The slot receiver typically has great hands and is an excellent route runner. He is also a very fast receiver, and his speed helps him to avoid defenses’ best tacklers and run deep routes that other receivers often can’t reach.
Slot receivers are a vital part of the offensive game plan, and they help to stretch the field and open up more space for the quarterback. They are also a great blocker when running the ball.
They are a position that can be tricky to learn, but you should know what they do and how they can improve your football game! Read on to learn more about what a slot receiver does, how they differ from other wide receivers, and how to make the most of them in your favorite NFL game.
Getting Started with Slot Receiver
The slot receiver is a key position in the offensive game plan of any team. They’re versatile, able to stretch the field, and are a valuable player for any team.
In the NFL, many teams use slot receivers as part of their defensive scheme as well. They help defend against slants and sweeps, and are often called upon to make big plays on running plays.
They usually have an average height of 6’0′′ to 6’3′′, with some being a little smaller and stockier than outside receivers. They’re also very tough and can handle a lot of contact.
Their speed makes them a threat when they’re running go routes, which can be used to get past the secondary in an attempt to make a huge play on the ball. They’re also a great target for quarterbacks, who can throw to them on quick, short, and even reverses.
When the quarterback throws the ball, he will typically be calling a pre-snap motion to get the ball to the Slot receiver before he’s hit by the defense. This allows the Slot receiver to get a jump on the defense’s best tackler and give him room to run.
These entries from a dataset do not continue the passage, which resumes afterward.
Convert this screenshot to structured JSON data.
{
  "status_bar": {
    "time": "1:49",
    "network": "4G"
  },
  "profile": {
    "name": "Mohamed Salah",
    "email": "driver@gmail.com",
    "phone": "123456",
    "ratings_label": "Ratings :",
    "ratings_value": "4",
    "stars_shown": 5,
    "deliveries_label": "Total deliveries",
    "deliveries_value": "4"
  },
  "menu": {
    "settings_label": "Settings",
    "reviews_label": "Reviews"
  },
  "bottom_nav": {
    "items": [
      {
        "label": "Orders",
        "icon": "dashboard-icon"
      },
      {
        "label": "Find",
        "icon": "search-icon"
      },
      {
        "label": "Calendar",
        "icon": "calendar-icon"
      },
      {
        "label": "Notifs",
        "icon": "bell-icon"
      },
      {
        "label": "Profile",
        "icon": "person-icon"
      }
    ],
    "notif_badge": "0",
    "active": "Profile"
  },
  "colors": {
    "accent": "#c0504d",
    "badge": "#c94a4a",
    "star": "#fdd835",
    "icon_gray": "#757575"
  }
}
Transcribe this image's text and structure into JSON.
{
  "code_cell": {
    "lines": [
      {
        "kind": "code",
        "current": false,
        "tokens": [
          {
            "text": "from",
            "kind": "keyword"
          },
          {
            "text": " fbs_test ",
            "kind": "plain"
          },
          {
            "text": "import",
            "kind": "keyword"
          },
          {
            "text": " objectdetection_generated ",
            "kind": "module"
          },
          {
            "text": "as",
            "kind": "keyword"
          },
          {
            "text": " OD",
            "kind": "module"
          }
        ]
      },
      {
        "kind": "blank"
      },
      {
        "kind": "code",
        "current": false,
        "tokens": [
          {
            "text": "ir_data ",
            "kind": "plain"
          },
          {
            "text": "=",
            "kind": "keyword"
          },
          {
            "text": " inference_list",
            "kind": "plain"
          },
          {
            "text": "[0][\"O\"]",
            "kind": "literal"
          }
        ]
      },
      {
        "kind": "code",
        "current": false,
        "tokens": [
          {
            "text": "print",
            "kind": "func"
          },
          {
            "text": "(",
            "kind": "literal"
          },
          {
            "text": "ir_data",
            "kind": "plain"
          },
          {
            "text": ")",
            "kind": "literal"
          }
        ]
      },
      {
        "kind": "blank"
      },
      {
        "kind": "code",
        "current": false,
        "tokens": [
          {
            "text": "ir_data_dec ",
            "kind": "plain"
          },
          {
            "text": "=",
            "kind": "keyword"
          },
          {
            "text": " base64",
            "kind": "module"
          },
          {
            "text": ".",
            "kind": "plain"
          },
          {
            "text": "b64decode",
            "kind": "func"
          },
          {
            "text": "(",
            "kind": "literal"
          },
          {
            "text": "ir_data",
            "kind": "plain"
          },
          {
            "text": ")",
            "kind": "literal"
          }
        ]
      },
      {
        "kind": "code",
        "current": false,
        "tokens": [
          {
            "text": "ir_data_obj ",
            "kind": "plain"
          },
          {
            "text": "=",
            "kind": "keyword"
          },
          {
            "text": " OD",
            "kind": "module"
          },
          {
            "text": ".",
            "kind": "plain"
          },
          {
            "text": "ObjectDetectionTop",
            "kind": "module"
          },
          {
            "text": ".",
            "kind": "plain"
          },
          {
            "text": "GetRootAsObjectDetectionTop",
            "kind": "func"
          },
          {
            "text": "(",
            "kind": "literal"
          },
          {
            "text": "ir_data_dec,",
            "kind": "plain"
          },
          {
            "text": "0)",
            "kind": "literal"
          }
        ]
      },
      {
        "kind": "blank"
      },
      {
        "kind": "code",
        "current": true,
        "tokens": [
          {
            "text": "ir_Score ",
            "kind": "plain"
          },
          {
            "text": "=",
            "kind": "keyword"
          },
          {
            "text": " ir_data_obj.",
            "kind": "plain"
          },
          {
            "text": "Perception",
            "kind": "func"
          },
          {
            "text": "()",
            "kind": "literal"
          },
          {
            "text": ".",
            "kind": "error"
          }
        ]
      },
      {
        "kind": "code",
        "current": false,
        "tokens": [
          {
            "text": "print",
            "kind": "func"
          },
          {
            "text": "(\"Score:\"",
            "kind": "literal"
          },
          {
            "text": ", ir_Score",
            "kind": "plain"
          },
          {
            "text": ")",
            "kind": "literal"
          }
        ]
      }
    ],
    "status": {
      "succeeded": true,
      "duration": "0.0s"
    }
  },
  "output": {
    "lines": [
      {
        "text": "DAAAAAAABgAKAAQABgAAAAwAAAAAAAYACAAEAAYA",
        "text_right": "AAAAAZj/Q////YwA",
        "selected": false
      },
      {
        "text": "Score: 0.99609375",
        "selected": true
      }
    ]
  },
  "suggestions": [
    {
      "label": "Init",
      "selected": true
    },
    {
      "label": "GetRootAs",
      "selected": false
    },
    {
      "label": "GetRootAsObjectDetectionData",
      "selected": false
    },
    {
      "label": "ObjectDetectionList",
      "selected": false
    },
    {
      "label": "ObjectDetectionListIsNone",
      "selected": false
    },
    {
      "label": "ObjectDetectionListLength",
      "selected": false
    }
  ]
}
Some slot receivers also act as a ball carrier from time to time, like for pitch plays and reverses. On these runs, they’re called into pre-snap motion and need to be able to carry the ball from the outside, just like a running back would do.
They have to be able to run precise routes and aren’t usually as tall or as strong as outside wide receivers.
A lot of teams focus on a slot receiver’s speed and agility when it comes to evaluating them for the position. However, they need to have a strong grip and be reliable with their hands, too.
A slot receiver’s speed is often emphasized because they have to run a lot of different routes in the football field, and this can be a challenging skill to master. It takes practice and time to perfect their ability to evade the defense, but they can be extremely effective.